  • Leverenz, L. David. Manhood and the American Renaissance. Ithaca, NY: Cornell UP, 1989.
  • Levin, Harry. "The Private Life of F. O. Matthiessen." New York Review of Books 25:12 (July 20, 1978), pp. 42–46 (abstract online; full text for subscribers only).
  • Marcus, Greil. The Old Weird America New York: Henry Holt (Picador), pp. 90, 124
  • Phelps, Christopher (May 1999). "Introduction: a Socialist Magazine in the American Century". Monthly Review 51 (1). 
  • Reynolds, David. Beneath the American Renaissance: The Subversive Imagination in the Age of Emerson and Melville. Cambridge, Mass.: Harvard UP, 1988.
  • Spark, Clare, "F.O. Matthiessen: martyr to McCarthyism?".  YDS: The Clare Spark Blog, December 29, 2010
  • Sundquist, Eric J. To Wake the Nations: Race and the Making of American Literature. Cambridge, Mass.: Harvard UP, 1993.
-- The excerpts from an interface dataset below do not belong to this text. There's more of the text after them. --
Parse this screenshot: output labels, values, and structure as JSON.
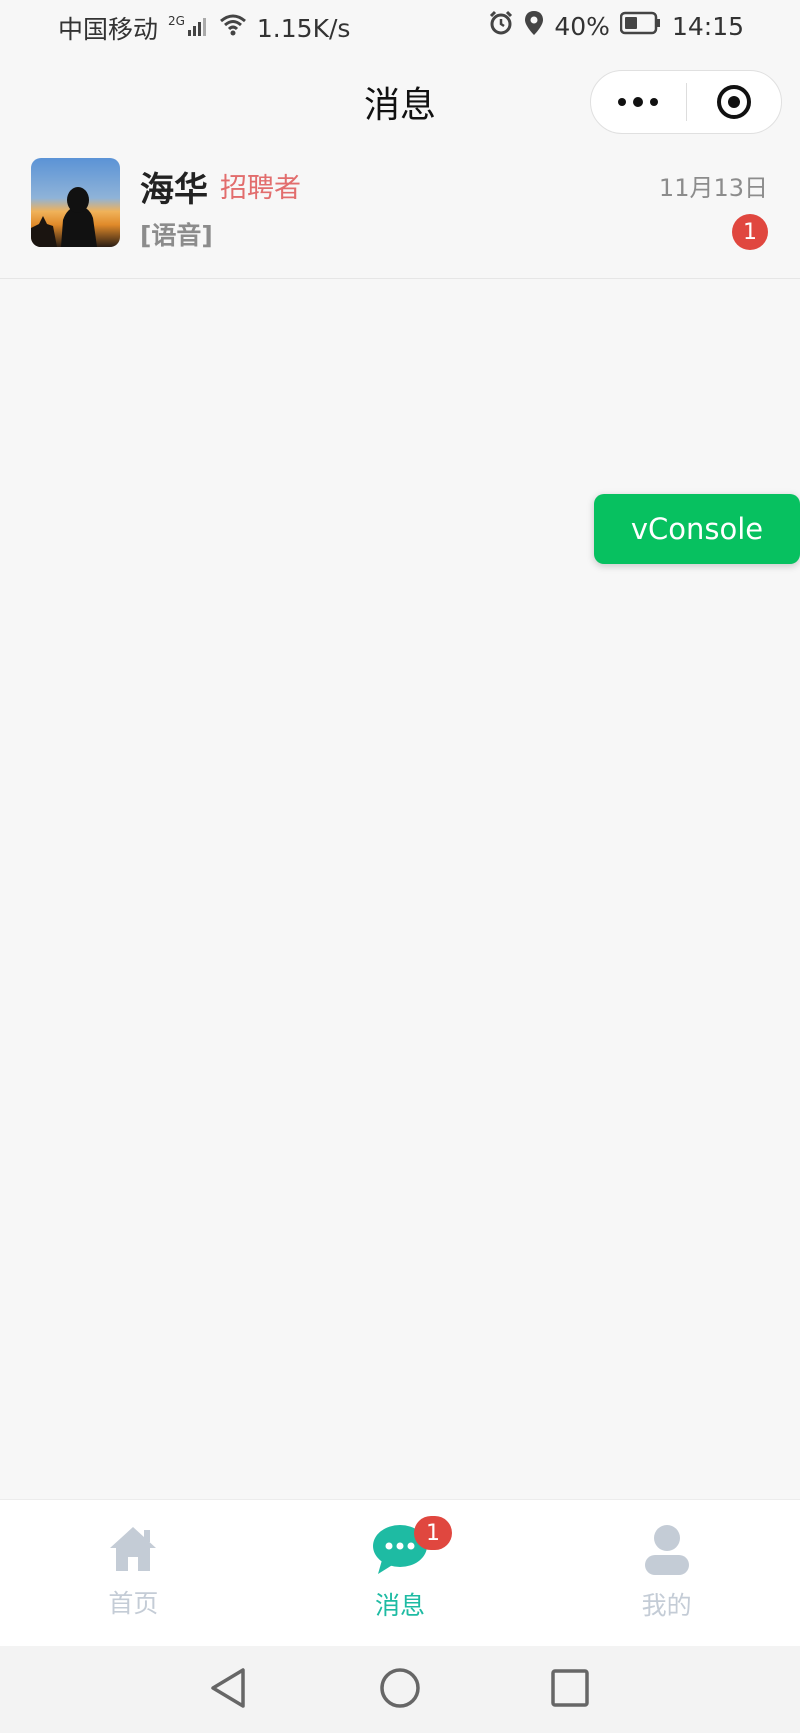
{
  "status_bar": {
    "carrier": "中国移动",
    "network": "2G",
    "speed": "1.15K/s",
    "battery": "40%",
    "time": "14:15"
  },
  "nav": {
    "title": "消息"
  },
  "conversations": [
    {
      "name": "海华",
      "role": "招聘者",
      "preview": "[语音]",
      "time": "11月13日",
      "unread": "1"
    }
  ],
  "vconsole": {
    "label": "vConsole",
    "color": "#07c160"
  },
  "tabbar": {
    "items": [
      {
        "label": "首页",
        "icon": "home-icon"
      },
      {
        "label": "消息",
        "icon": "chat-bubble-icon",
        "badge": "1",
        "active": true
      },
      {
        "label": "我的",
        "icon": "user-icon"
      }
    ],
    "active_color": "#1ebba3",
    "inactive_color": "#c4ccd6"
  },
  "system_nav": {
    "icons": [
      "back-triangle-icon",
      "home-circle-icon",
      "recent-square-icon"
    ]
  }
}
  • Toibin, Colm. "Love in a Dark Time". New York, Scribner, 2004.

See also[edit]